Since that weekend Vera has purchased research books, cheered me on, cajoled me, prodded me, did whatever was necessary to keep me writing.  She’s the one who suggested I find an even more dangerous villain when my bad guy got himself killed in chapter five in the first book of what would became the Honour series.  She also recommended I use Andre, Baron de la Croix (who was a child in my 1980 published Bond of Honour) for the series.  It is solely through her years’ long efforts (drip, drip, drip onto a stone until it wears down policy) that I indie published Honour’s Debt this spring in both print (available from my website) and as an ebook. 

Vera has always challenged me to be the best I can be and my writing is much better for all her encouragement as well as practical advice.  I look forward to reading who or what challenged or helped my fellow WARA writers along the road to publication.


Who or what has been the biggest influence on my writing?  Hmmmm.  This is a tough one.  I guess the answer would have to be everyone.  My folks encouraged me from the moment I expressed interest.  I can always rely on my husband or children for positive reinforcement.  I've had a writing pen-pal/friend for years.  WARA members are always there to give me a high five or a hug.  But, in all honesty, it's probably my critique partners who have had the most influence on me.  Two of the three women are multi-published and I'm sure the other one isn't far behind them.

These three ladies push, prod and are more than willing to give me a kick in seat of my pants when I need it.  They tell me what works and what doesn't in my manuscript.  Their success makes me want to do better.  Do more.

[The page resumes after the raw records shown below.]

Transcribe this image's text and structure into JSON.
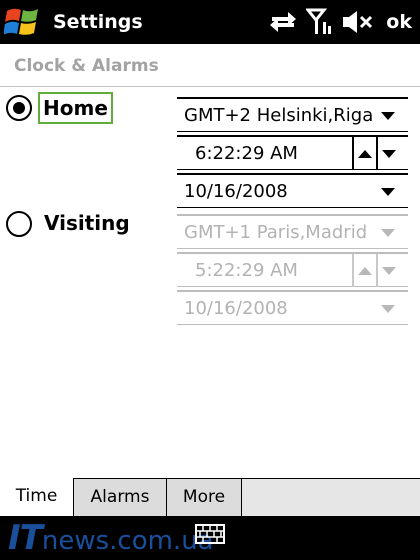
{
  "titlebar": {
    "title": "Settings",
    "ok_label": "ok",
    "icons": [
      "windows-logo",
      "data-sync-icon",
      "signal-strength-icon",
      "speaker-mute-icon"
    ]
  },
  "page": {
    "title": "Clock & Alarms"
  },
  "home": {
    "label": "Home",
    "selected": true,
    "timezone": "GMT+2 Helsinki,Riga",
    "time": "6:22:29 AM",
    "date": "10/16/2008"
  },
  "visiting": {
    "label": "Visiting",
    "selected": false,
    "timezone": "GMT+1 Paris,Madrid",
    "time": "5:22:29 AM",
    "date": "10/16/2008"
  },
  "tabs": [
    {
      "label": "Time",
      "active": true
    },
    {
      "label": "Alarms",
      "active": false
    },
    {
      "label": "More",
      "active": false
    }
  ],
  "watermark": {
    "prefix": "IT",
    "rest": "news.com.ua"
  },
  "colors": {
    "focus_border": "#5fae3b",
    "disabled_text": "#b3b3b3",
    "watermark": "#1a4f9c"
  }
}
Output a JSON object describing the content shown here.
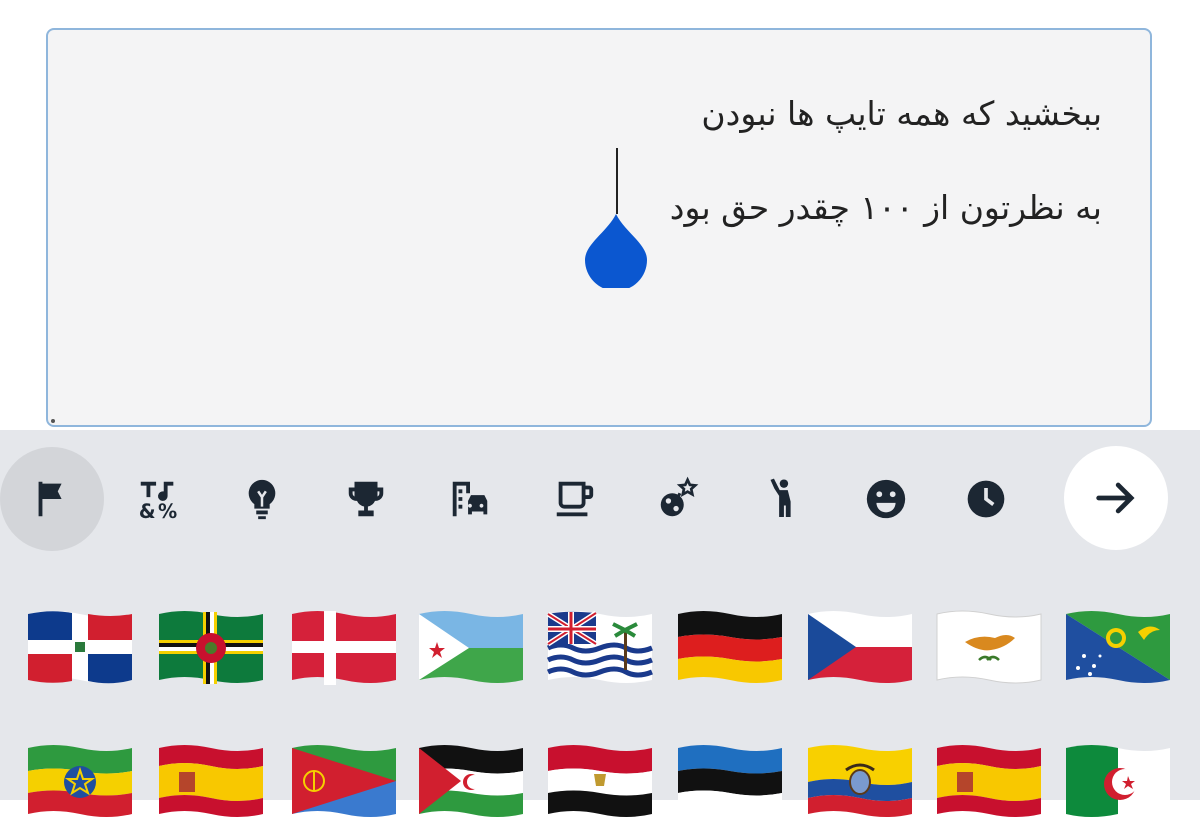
{
  "editor": {
    "line1": "ببخشید که همه تایپ ها نبودن",
    "line2": "به نظرتون از ۱۰۰ چقدر حق بود"
  },
  "colors": {
    "accent": "#0b57d0",
    "keyboard_bg": "#e5e7eb",
    "icon": "#1c2733"
  },
  "emoji_tabs": [
    {
      "icon": "flag-icon",
      "active": true
    },
    {
      "icon": "symbols-icon"
    },
    {
      "icon": "lightbulb-icon"
    },
    {
      "icon": "trophy-icon"
    },
    {
      "icon": "travel-icon"
    },
    {
      "icon": "food-icon"
    },
    {
      "icon": "nature-icon"
    },
    {
      "icon": "people-icon"
    },
    {
      "icon": "smiley-icon"
    },
    {
      "icon": "recent-icon"
    }
  ],
  "next_icon": "arrow-right-icon",
  "flags_row1": [
    "dominican-republic",
    "dominica",
    "denmark",
    "djibouti",
    "british-indian-ocean-territory",
    "germany",
    "czechia",
    "cyprus",
    "christmas-island"
  ],
  "flags_row2": [
    "ethiopia",
    "spain",
    "eritrea",
    "western-sahara",
    "egypt",
    "estonia",
    "ecuador",
    "ceuta-melilla",
    "algeria"
  ]
}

I want to be like them when I grow up. 

We've been together for years and even though we have different lives and writing styles, we all work well together.  I love these girls and respect them and their opinions.  Together we plot, plan, create and have fun along the way.  We've shared the highs and lows of our lives and writing careers.  They've seen me at my worst and at my best and yet they stick around and for that I will be forever grateful.   

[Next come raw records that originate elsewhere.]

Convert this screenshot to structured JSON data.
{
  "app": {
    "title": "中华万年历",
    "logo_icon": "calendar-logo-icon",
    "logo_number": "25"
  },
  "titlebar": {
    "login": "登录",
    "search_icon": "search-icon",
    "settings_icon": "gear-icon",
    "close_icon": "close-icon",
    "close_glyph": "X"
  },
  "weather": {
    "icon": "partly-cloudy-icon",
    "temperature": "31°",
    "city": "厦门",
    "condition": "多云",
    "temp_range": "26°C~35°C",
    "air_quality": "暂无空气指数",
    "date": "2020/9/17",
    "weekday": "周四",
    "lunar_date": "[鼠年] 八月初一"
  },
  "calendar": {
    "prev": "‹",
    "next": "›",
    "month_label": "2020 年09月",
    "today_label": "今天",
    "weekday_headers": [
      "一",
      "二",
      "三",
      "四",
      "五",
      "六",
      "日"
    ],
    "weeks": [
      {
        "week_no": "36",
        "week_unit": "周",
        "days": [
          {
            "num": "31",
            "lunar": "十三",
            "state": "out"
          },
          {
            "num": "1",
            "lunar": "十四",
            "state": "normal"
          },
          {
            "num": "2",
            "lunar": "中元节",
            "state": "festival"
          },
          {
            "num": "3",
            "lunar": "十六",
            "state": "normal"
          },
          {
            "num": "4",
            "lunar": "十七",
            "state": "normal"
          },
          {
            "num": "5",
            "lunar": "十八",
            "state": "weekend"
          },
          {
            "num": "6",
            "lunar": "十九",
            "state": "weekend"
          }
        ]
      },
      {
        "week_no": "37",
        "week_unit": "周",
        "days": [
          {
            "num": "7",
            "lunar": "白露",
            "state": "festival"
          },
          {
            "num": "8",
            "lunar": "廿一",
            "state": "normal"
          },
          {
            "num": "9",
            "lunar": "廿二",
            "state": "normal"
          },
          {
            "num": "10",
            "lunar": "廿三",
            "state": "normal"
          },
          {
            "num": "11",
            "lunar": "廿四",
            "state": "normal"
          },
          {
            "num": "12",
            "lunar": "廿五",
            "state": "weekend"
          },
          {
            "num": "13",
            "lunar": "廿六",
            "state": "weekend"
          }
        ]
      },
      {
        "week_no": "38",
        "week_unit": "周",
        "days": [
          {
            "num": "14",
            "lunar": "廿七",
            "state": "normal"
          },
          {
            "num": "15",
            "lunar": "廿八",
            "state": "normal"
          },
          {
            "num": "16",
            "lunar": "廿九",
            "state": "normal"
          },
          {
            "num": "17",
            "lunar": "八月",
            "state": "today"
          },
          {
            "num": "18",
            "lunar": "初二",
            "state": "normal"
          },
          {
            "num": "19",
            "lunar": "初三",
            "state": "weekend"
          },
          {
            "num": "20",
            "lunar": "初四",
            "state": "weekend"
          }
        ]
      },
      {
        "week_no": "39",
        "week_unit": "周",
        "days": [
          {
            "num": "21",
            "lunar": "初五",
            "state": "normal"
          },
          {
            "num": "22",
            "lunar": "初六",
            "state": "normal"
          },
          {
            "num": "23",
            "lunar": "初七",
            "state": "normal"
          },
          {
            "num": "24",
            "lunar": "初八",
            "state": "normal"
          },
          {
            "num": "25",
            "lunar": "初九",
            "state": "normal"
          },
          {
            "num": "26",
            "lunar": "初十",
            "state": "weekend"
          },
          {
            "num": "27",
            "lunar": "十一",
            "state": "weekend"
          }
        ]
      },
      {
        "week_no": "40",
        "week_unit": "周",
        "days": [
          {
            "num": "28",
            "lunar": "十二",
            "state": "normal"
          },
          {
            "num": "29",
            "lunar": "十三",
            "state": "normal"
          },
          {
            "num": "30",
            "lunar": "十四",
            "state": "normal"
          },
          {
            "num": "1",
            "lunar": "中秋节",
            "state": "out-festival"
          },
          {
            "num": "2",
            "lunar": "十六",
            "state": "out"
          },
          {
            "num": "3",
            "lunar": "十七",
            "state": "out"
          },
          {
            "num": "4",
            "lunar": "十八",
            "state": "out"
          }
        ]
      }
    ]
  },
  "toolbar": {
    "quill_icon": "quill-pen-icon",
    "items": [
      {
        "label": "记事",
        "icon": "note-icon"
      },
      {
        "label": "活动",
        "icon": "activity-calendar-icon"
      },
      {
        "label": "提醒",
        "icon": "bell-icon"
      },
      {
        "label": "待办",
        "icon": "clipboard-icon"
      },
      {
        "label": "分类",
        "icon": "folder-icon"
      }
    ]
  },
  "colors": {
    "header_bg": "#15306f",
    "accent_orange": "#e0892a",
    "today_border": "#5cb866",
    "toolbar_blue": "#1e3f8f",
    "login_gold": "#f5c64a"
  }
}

Pat, Deborah and Rox, thanks for always being there for me. 


Pat Davids here.
Who or what has been the biggest influence in my writing career?

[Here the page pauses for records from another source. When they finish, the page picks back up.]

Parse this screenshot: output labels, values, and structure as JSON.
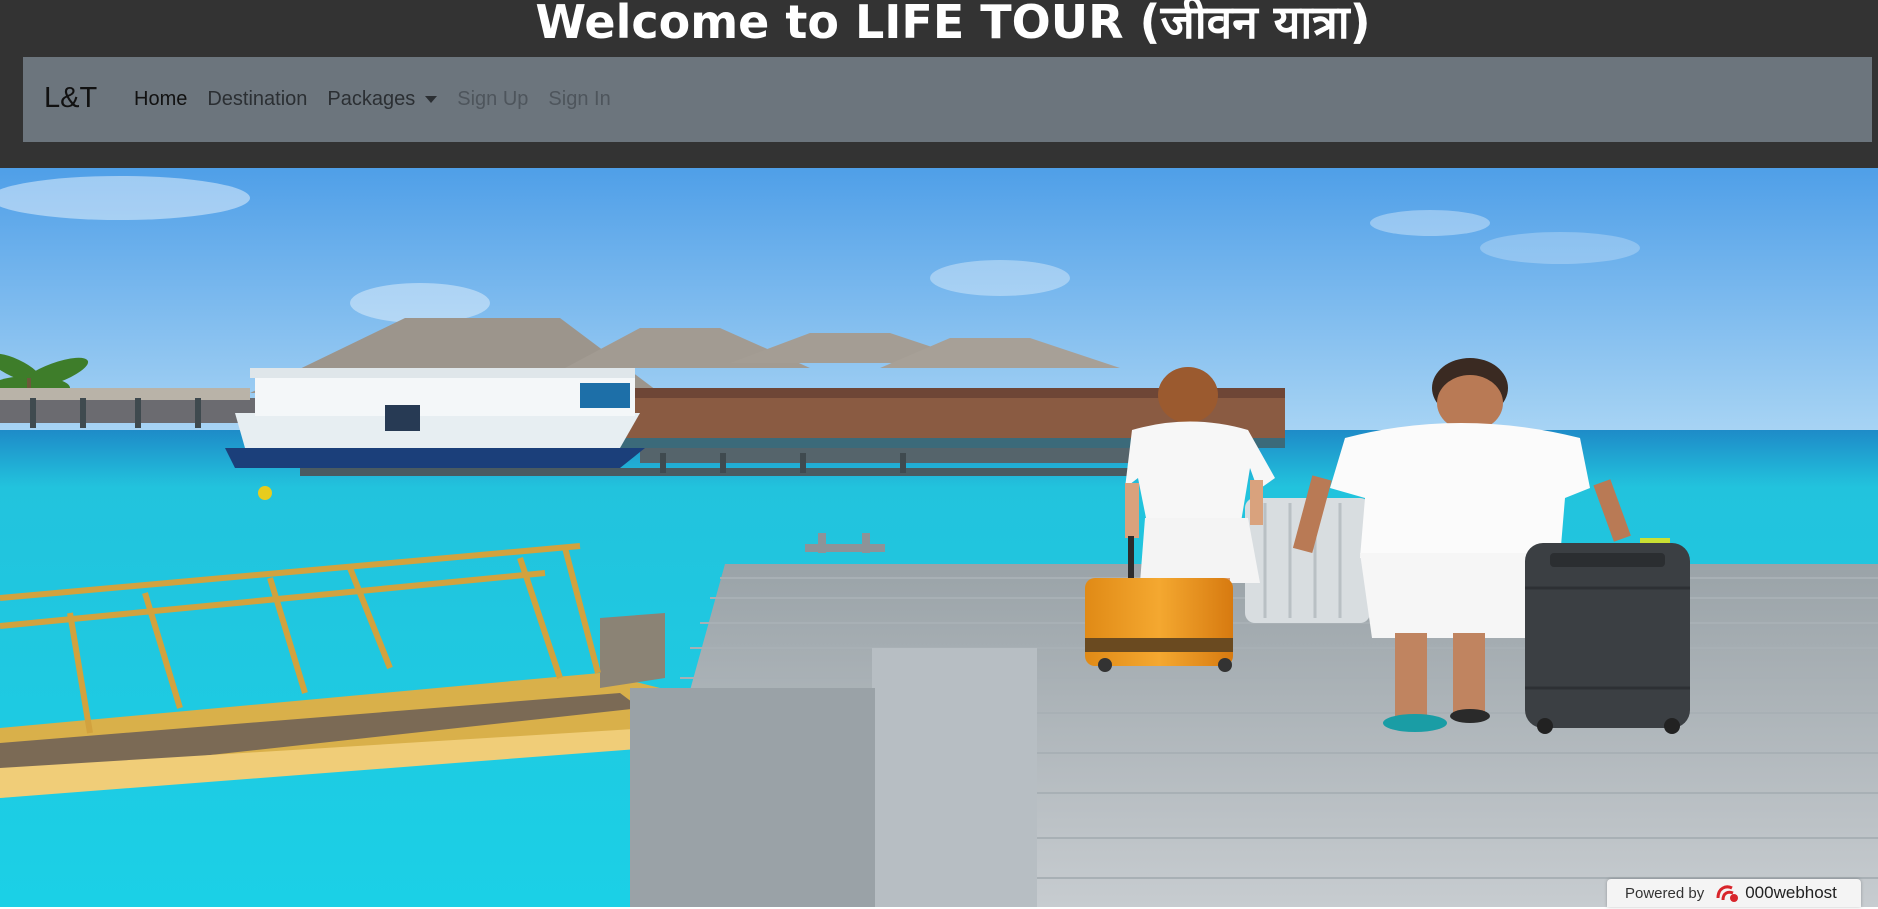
{
  "header": {
    "welcome": "Welcome to LIFE TOUR (जीवन यात्रा)"
  },
  "navbar": {
    "brand": "L&T",
    "items": [
      {
        "label": "Home"
      },
      {
        "label": "Destination"
      },
      {
        "label": "Packages"
      },
      {
        "label": "Sign Up"
      },
      {
        "label": "Sign In"
      }
    ]
  },
  "hero": {
    "icon": "travel-couple-pier-image"
  },
  "badge": {
    "prefix": "Powered by",
    "brand": "000webhost",
    "icon": "000webhost-logo-icon"
  },
  "colors": {
    "header_bg": "#333333",
    "navbar_bg": "#6c757d",
    "sea": "#1fc4dc",
    "sky": "#5aa8ef"
  }
}
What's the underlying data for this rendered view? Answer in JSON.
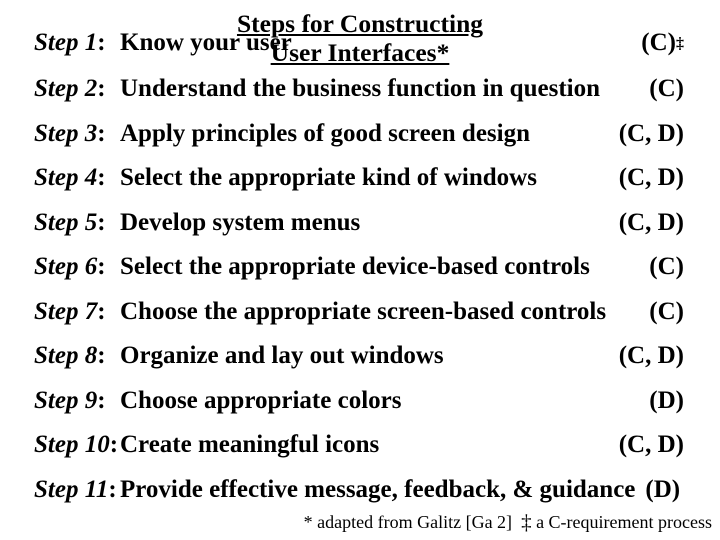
{
  "title_line1": "Steps for Constructing",
  "title_line2": "User Interfaces*",
  "steps": [
    {
      "num": "Step 1",
      "text": "Know your user",
      "tag": "(C)",
      "dagger": "‡"
    },
    {
      "num": "Step 2",
      "text": "Understand the business function in question",
      "tag": "(C)",
      "dagger": ""
    },
    {
      "num": "Step 3",
      "text": "Apply principles of good screen design",
      "tag": "(C, D)",
      "dagger": ""
    },
    {
      "num": "Step 4",
      "text": "Select the appropriate kind of windows",
      "tag": "(C, D)",
      "dagger": ""
    },
    {
      "num": "Step 5",
      "text": "Develop system menus",
      "tag": "(C, D)",
      "dagger": ""
    },
    {
      "num": "Step 6",
      "text": "Select the appropriate device-based controls",
      "tag": "(C)",
      "dagger": ""
    },
    {
      "num": "Step 7",
      "text": "Choose the appropriate screen-based controls",
      "tag": "(C)",
      "dagger": ""
    },
    {
      "num": "Step 8",
      "text": "Organize and lay out windows",
      "tag": "(C, D)",
      "dagger": ""
    },
    {
      "num": "Step 9",
      "text": "Choose appropriate colors",
      "tag": "(D)",
      "dagger": ""
    },
    {
      "num": "Step 10",
      "text": "Create meaningful icons",
      "tag": "(C, D)",
      "dagger": ""
    },
    {
      "num": "Step 11",
      "text": "Provide effective message, feedback, & guidance",
      "tag": "(D)",
      "dagger": "",
      "tight": true
    }
  ],
  "footnote_left": "* adapted from Galitz [Ga 2]",
  "footnote_dagger": "‡",
  "footnote_right": " a C-requirement process"
}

That is our blog topic for the month of July and it's an important question. It forces us to take an in-depth look at the people and events that shape our writing.

Nearly all writers were, or still are, avid readers. I'm no exception. Books have been shaping how I think and how I see the world since my parents first read me a bedtime story. When I was young, I loved to read stories by Louis L'Amore. Cowboys, Indians, gunfights, the heroine in distress saved by the gunslinger turned hero, what more does an teenage heart need?

 When I was a little older, I discovered Andre Norton and worlds beyond our own where human explorers battled or befriended alien creatures in the far reaches of space. I learned to look at the stars in the night sky in a whole new light and I was filled with wonder at what might actually exist out there. As I will forever remain a diehard fan of the orginal Star Trek and Stargate SG 1, that sense of wonder and curiosity has never left me.

It was in the 1974 that I first read a historical romance that blew my mind. The book was The Wolf and the Dove by Kathleen Woodwiss. What a hero! What a HEROINE! What GREAT LOVE SCENES!!!
I was hooked on romances from that day forward. I read Regencies, I read about knights in shining armor and stories about desert Sheiks. I read and read and read until one day, I put down the book I had been reading and realized that I wanted to do that, too.

I wanted to tell stories about cowboys, knights, space travelers, cops, soldiers and whoever else. But most of all, I wanted to tell about the women who made a gunslinger, a disinhereted knight or a desert Sheik into a hero to die for. In the end, it is all about LOVE.

So there you have it. Books and the love of books have been the biggest influence on my writing career. From the pages penned by others evolved a dream that I would one day join their very special fellowship. To writers everywhere, I say ladies and gentlemen take a bow. You have no idea how far your words will travel or how many dreams they may inspire.

Now its your turn to tell me about authors who have inspired you.